More than 16.7 million people were victims of identity theft in 2017 and more than $17 billion in financial loss was reported, according to Javelin Strategy. Data theft and cybercrime have been on the rise in the last decade as hackers and cybercriminals become more advanced in their data breach techniques. And increasingly, children are also being targeted for ID theft.
What is Identity Theft?
Identity theft is when thieves steal your private information and use it to open new accounts in your name, file fake tax returns, or purchase or rent property in your name, among other things. Identity theft can happen to anyone, including the elderly and children. Targets of identity theft are often new homeowners, newlyweds, new parents, newly separated couples, children, and millennials.
Types of Identity Theft
- Tax ID: Tax ID theft occurs when a thief steals your Social Security number and fraudulently files a tax return with the Internal Revenue Service (IRS).
- Medical ID:Medical ID theft is when someone steals your personal information like your health insurance number or Medicare ID card to get medical services and bill them to your health insurance provider.
- Child ID:Clean credit history makes children attractive targets for cybercriminals and data thieves. Avoid giving anyone too much information about your child if it isn’t necessary.
- Senior ID:Senior ID theft is when someone steals personal information from senior citizens to trick them into giving up sensitive financial data. This can also occur when someone working with the elderly in a hospital or another medical facility uses a senior’s personal information to access financial information.
- Social ID:Social ID theft occurs when someone steals your personal information to create a fake account on social media using details like your name, photos, and other information.
1. Guard your Social Security Number
Your Social Security number is one of the most sensitive pieces of information you have. With access to your Social Security number, hackers can access tons of other information about you, including your date of birth, address, phone number, and financial information, depending on the website.
Never carry your Social Security card around with you. Keep it in a safe place at home and only give it out when necessary. Be aware of online phishing scams that lure you into providing your personal information. This usually involves a scammer posing as a company that you have an account with, contacting you and asking you to log into your account. However, the link provided is usually to a fake site designed to capture your account details. Remember that if you ever receive an email or phone call from someone claiming to be your bank or another institution, they’ll never ask you for your personal login information or account number – that’s a red flag to hang up the phone or delete that email.

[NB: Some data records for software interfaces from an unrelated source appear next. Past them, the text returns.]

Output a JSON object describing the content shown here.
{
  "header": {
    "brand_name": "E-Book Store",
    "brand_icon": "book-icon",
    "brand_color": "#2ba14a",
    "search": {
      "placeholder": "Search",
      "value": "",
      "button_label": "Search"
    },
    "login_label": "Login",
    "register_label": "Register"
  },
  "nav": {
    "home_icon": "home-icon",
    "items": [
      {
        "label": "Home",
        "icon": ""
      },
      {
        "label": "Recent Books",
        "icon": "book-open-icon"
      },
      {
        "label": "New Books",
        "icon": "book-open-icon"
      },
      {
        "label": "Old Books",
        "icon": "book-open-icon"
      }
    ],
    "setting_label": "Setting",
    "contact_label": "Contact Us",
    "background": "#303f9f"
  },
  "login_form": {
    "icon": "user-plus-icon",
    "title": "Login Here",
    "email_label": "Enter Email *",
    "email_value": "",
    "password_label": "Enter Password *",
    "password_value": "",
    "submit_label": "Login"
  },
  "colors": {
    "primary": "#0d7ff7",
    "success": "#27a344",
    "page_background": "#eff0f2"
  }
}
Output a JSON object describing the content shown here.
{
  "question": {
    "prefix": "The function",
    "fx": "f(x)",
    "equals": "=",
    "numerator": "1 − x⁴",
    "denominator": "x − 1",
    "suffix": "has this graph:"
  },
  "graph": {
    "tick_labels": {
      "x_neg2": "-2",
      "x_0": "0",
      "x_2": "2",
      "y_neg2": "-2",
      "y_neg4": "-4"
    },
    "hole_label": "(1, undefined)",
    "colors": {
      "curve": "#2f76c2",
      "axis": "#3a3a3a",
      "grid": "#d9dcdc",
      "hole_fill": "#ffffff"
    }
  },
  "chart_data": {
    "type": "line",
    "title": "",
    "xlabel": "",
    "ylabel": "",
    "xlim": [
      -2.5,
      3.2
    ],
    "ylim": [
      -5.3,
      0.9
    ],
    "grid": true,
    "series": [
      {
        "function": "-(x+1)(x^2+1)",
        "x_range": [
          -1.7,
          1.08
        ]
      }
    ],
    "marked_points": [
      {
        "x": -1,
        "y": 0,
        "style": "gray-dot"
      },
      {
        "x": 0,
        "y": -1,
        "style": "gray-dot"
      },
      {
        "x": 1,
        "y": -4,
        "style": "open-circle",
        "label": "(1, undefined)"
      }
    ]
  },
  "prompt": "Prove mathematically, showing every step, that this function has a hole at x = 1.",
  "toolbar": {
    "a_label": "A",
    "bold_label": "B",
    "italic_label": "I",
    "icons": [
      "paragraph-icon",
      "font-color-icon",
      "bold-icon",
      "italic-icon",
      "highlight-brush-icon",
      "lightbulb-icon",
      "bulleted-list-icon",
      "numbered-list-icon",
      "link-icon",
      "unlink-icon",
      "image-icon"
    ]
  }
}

2. Create Strong Passwords
Strong online passwords can help prevent cybercriminals from gaining access to your online accounts. A strong password contains letters (uppercase and lowercase), numbers, and special characters. Avoid using any identifying information for your online passwords, such as your name or nicknames, birthdate (or any of your family’s birthdates), your address, or any other personal information that someone could easily guess. Changing your passwords regularly and setting up two-factor authentication is also recommended. Two-factor authentication is a multi-step verification process that requires a user to complete two steps to log into an account. Typically this is done by providing a username and password and verifying your identity on a previously trusted device such as your phone or through a previously provided email address.
3. Get Identity Theft Protection
Getting identity theft protection is one of the best ways to keep an eye on your sensitive data and to make sure that it hasn’t been accessed illegally. You’ll get email, text, and app notifications to alert you of any suspicious activity, such as multiple failed login attempts, unusual spending activity, or new activity on your credit report so that you can stop the cybercrook before too much damage is done.
4. Shred Documents with Sensitive Information
Before throwing away bank account and credit card statements, consider shredding them, along with receipts, expired credit cards, and credit offers. Anything that has your personal information on it should be shredded, which includes your name, address, phone number, account numbers, and other personal information. This can prevent hackers from dumpster diving for your private financial information.
5. Report Any Suspicious Activity
Check your account statements on a regular basis to make sure your account is safe and protected. If you notice unusual activity on your bank statement or credit card statement, report it immediately. The faster you report any discrepancies, the quicker you’ll be able to take action to stop the threat and prevent further financial loss. Contact the three credit reporting agencies to have them freeze your credit reports. You also have the option of freezing your children’s credit reports until they turn 18. Check with each credit reporting agency to determine how to start the process.
Now that you know what identity theft is and how you can protect yourself, consider implementing the methods above to secure your personal and financial information from hackers and data thieves. Simply making a few behavioral changes and purchasing some form of ID theft protection is all it takes to reduce your risk of becoming the next victim of identity theft.